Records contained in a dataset
= = = = =

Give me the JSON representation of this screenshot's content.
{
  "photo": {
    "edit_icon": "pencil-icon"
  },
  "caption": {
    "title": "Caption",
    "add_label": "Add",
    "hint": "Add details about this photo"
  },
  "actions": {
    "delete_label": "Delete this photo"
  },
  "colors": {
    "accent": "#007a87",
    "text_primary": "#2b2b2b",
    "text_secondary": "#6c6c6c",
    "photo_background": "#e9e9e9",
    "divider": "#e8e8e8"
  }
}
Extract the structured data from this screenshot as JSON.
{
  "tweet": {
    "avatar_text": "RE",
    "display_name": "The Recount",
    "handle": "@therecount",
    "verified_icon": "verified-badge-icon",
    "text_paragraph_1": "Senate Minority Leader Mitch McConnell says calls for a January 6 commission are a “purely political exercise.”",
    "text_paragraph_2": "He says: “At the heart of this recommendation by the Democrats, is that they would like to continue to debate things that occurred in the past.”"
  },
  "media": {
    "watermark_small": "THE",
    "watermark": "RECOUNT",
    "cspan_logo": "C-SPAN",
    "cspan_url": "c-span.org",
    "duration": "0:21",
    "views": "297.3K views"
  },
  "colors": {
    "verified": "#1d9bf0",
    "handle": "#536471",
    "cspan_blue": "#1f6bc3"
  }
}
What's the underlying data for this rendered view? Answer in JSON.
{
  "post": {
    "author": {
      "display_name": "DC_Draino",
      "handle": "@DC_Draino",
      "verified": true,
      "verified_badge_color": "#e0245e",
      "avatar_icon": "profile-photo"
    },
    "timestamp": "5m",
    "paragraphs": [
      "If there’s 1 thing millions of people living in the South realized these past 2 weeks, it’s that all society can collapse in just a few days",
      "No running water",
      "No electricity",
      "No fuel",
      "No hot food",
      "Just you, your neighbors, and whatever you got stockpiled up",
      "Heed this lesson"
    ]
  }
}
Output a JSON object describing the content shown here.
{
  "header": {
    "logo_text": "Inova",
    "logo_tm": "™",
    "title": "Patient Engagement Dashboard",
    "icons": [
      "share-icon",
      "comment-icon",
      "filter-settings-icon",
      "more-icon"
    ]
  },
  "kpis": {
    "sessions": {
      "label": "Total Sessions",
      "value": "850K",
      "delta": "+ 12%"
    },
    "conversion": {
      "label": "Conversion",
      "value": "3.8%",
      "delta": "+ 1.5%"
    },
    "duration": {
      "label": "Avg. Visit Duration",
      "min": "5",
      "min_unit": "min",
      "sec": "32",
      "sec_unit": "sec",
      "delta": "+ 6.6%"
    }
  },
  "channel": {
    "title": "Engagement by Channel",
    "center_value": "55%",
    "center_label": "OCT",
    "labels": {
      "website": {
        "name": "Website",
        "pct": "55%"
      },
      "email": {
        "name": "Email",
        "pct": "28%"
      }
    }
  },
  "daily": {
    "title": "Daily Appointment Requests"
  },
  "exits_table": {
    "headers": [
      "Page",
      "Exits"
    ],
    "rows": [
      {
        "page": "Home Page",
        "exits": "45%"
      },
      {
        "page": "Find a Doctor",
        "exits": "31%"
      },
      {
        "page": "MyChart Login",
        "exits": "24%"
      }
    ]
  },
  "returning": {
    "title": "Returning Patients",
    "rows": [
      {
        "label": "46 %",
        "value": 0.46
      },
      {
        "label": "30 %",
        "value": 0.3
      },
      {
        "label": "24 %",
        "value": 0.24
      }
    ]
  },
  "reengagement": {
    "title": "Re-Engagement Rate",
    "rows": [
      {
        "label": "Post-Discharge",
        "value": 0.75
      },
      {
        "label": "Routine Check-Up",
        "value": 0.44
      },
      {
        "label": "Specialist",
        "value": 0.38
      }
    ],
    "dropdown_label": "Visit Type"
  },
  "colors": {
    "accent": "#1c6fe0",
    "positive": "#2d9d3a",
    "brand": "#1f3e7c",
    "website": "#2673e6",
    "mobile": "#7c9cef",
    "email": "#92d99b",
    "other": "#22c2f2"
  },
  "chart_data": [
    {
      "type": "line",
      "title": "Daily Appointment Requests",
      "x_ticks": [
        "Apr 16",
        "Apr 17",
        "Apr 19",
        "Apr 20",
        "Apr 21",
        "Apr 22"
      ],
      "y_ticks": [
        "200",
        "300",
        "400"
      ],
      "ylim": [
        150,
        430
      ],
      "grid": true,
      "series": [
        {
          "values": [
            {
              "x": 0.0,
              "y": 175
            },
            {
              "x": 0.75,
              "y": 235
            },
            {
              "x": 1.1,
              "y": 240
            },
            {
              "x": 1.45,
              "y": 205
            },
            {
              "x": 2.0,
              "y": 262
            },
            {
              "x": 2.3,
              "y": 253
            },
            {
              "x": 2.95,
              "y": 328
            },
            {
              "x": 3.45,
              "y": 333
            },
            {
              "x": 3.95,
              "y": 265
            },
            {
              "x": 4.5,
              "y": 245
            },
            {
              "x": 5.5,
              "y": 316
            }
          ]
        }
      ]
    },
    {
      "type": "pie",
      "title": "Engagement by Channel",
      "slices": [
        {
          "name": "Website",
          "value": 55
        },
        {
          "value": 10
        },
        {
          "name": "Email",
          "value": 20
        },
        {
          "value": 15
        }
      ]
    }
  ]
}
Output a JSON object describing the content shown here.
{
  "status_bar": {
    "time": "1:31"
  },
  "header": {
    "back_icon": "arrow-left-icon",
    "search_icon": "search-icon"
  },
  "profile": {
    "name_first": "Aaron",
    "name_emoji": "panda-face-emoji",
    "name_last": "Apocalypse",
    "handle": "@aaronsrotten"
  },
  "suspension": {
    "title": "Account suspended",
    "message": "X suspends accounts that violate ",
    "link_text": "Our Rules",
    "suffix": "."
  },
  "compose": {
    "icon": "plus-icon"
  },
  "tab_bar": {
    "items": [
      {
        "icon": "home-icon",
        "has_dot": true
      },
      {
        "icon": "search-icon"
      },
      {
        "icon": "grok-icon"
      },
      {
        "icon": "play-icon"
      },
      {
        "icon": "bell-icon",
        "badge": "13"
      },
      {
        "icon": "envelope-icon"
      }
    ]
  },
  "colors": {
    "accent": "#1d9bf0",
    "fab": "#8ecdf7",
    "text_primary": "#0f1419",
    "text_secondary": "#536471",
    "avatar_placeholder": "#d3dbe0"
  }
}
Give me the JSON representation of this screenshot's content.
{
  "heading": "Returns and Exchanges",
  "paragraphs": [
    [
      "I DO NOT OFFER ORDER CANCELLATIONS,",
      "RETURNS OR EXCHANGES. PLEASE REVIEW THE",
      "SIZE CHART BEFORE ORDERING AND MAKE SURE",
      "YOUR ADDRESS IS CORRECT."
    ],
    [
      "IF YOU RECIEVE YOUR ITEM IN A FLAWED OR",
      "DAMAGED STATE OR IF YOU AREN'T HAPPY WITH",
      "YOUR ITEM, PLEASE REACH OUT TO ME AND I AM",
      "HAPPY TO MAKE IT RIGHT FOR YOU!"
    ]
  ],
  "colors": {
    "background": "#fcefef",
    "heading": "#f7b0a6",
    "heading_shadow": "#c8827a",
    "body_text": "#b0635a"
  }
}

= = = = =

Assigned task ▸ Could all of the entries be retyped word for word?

Exercise output ▸
Give me the JSON representation of this screenshot's content.
{
  "photo": {
    "edit_icon": "pencil-icon"
  },
  "caption": {
    "title": "Caption",
    "add_label": "Add",
    "hint": "Add details about this photo"
  },
  "actions": {
    "delete_label": "Delete this photo"
  },
  "colors": {
    "accent": "#007a87",
    "text_primary": "#2b2b2b",
    "text_secondary": "#6c6c6c",
    "photo_background": "#e9e9e9",
    "divider": "#e8e8e8"
  }
}
Extract the structured data from this screenshot as JSON.
{
  "tweet": {
    "avatar_text": "RE",
    "display_name": "The Recount",
    "handle": "@therecount",
    "verified_icon": "verified-badge-icon",
    "text_paragraph_1": "Senate Minority Leader Mitch McConnell says calls for a January 6 commission are a “purely political exercise.”",
    "text_paragraph_2": "He says: “At the heart of this recommendation by the Democrats, is that they would like to continue to debate things that occurred in the past.”"
  },
  "media": {
    "watermark_small": "THE",
    "watermark": "RECOUNT",
    "cspan_logo": "C-SPAN",
    "cspan_url": "c-span.org",
    "duration": "0:21",
    "views": "297.3K views"
  },
  "colors": {
    "verified": "#1d9bf0",
    "handle": "#536471",
    "cspan_blue": "#1f6bc3"
  }
}
What's the underlying data for this rendered view? Answer in JSON.
{
  "post": {
    "author": {
      "display_name": "DC_Draino",
      "handle": "@DC_Draino",
      "verified": true,
      "verified_badge_color": "#e0245e",
      "avatar_icon": "profile-photo"
    },
    "timestamp": "5m",
    "paragraphs": [
      "If there’s 1 thing millions of people living in the South realized these past 2 weeks, it’s that all society can collapse in just a few days",
      "No running water",
      "No electricity",
      "No fuel",
      "No hot food",
      "Just you, your neighbors, and whatever you got stockpiled up",
      "Heed this lesson"
    ]
  }
}
Output a JSON object describing the content shown here.
{
  "header": {
    "logo_text": "Inova",
    "logo_tm": "™",
    "title": "Patient Engagement Dashboard",
    "icons": [
      "share-icon",
      "comment-icon",
      "filter-settings-icon",
      "more-icon"
    ]
  },
  "kpis": {
    "sessions": {
      "label": "Total Sessions",
      "value": "850K",
      "delta": "+ 12%"
    },
    "conversion": {
      "label": "Conversion",
      "value": "3.8%",
      "delta": "+ 1.5%"
    },
    "duration": {
      "label": "Avg. Visit Duration",
      "min": "5",
      "min_unit": "min",
      "sec": "32",
      "sec_unit": "sec",
      "delta": "+ 6.6%"
    }
  },
  "channel": {
    "title": "Engagement by Channel",
    "center_value": "55%",
    "center_label": "OCT",
    "labels": {
      "website": {
        "name": "Website",
        "pct": "55%"
      },
      "email": {
        "name": "Email",
        "pct": "28%"
      }
    }
  },
  "daily": {
    "title": "Daily Appointment Requests"
  },
  "exits_table": {
    "headers": [
      "Page",
      "Exits"
    ],
    "rows": [
      {
        "page": "Home Page",
        "exits": "45%"
      },
      {
        "page": "Find a Doctor",
        "exits": "31%"
      },
      {
        "page": "MyChart Login",
        "exits": "24%"
      }
    ]
  },
  "returning": {
    "title": "Returning Patients",
    "rows": [
      {
        "label": "46 %",
        "value": 0.46
      },
      {
        "label": "30 %",
        "value": 0.3
      },
      {
        "label": "24 %",
        "value": 0.24
      }
    ]
  },
  "reengagement": {
    "title": "Re-Engagement Rate",
    "rows": [
      {
        "label": "Post-Discharge",
        "value": 0.75
      },
      {
        "label": "Routine Check-Up",
        "value": 0.44
      },
      {
        "label": "Specialist",
        "value": 0.38
      }
    ],
    "dropdown_label": "Visit Type"
  },
  "colors": {
    "accent": "#1c6fe0",
    "positive": "#2d9d3a",
    "brand": "#1f3e7c",
    "website": "#2673e6",
    "mobile": "#7c9cef",
    "email": "#92d99b",
    "other": "#22c2f2"
  },
  "chart_data": [
    {
      "type": "line",
      "title": "Daily Appointment Requests",
      "x_ticks": [
        "Apr 16",
        "Apr 17",
        "Apr 19",
        "Apr 20",
        "Apr 21",
        "Apr 22"
      ],
      "y_ticks": [
        "200",
        "300",
        "400"
      ],
      "ylim": [
        150,
        430
      ],
      "grid": true,
      "series": [
        {
          "values": [
            {
              "x": 0.0,
              "y": 175
            },
            {
              "x": 0.75,
              "y": 235
            },
            {
              "x": 1.1,
              "y": 240
            },
            {
              "x": 1.45,
              "y": 205
            },
            {
              "x": 2.0,
              "y": 262
            },
            {
              "x": 2.3,
              "y": 253
            },
            {
              "x": 2.95,
              "y": 328
            },
            {
              "x": 3.45,
              "y": 333
            },
            {
              "x": 3.95,
              "y": 265
            },
            {
              "x": 4.5,
              "y": 245
            },
            {
              "x": 5.5,
              "y": 316
            }
          ]
        }
      ]
    },
    {
      "type": "pie",
      "title": "Engagement by Channel",
      "slices": [
        {
          "name": "Website",
          "value": 55
        },
        {
          "value": 10
        },
        {
          "name": "Email",
          "value": 20
        },
        {
          "value": 15
        }
      ]
    }
  ]
}
Output a JSON object describing the content shown here.
{
  "status_bar": {
    "time": "1:31"
  },
  "header": {
    "back_icon": "arrow-left-icon",
    "search_icon": "search-icon"
  },
  "profile": {
    "name_first": "Aaron",
    "name_emoji": "panda-face-emoji",
    "name_last": "Apocalypse",
    "handle": "@aaronsrotten"
  },
  "suspension": {
    "title": "Account suspended",
    "message": "X suspends accounts that violate ",
    "link_text": "Our Rules",
    "suffix": "."
  },
  "compose": {
    "icon": "plus-icon"
  },
  "tab_bar": {
    "items": [
      {
        "icon": "home-icon",
        "has_dot": true
      },
      {
        "icon": "search-icon"
      },
      {
        "icon": "grok-icon"
      },
      {
        "icon": "play-icon"
      },
      {
        "icon": "bell-icon",
        "badge": "13"
      },
      {
        "icon": "envelope-icon"
      }
    ]
  },
  "colors": {
    "accent": "#1d9bf0",
    "fab": "#8ecdf7",
    "text_primary": "#0f1419",
    "text_secondary": "#536471",
    "avatar_placeholder": "#d3dbe0"
  }
}
Give me the JSON representation of this screenshot's content.
{
  "heading": "Returns and Exchanges",
  "paragraphs": [
    [
      "I DO NOT OFFER ORDER CANCELLATIONS,",
      "RETURNS OR EXCHANGES. PLEASE REVIEW THE",
      "SIZE CHART BEFORE ORDERING AND MAKE SURE",
      "YOUR ADDRESS IS CORRECT."
    ],
    [
      "IF YOU RECIEVE YOUR ITEM IN A FLAWED OR",
      "DAMAGED STATE OR IF YOU AREN'T HAPPY WITH",
      "YOUR ITEM, PLEASE REACH OUT TO ME AND I AM",
      "HAPPY TO MAKE IT RIGHT FOR YOU!"
    ]
  ],
  "colors": {
    "background": "#fcefef",
    "heading": "#f7b0a6",
    "heading_shadow": "#c8827a",
    "body_text": "#b0635a"
  }
}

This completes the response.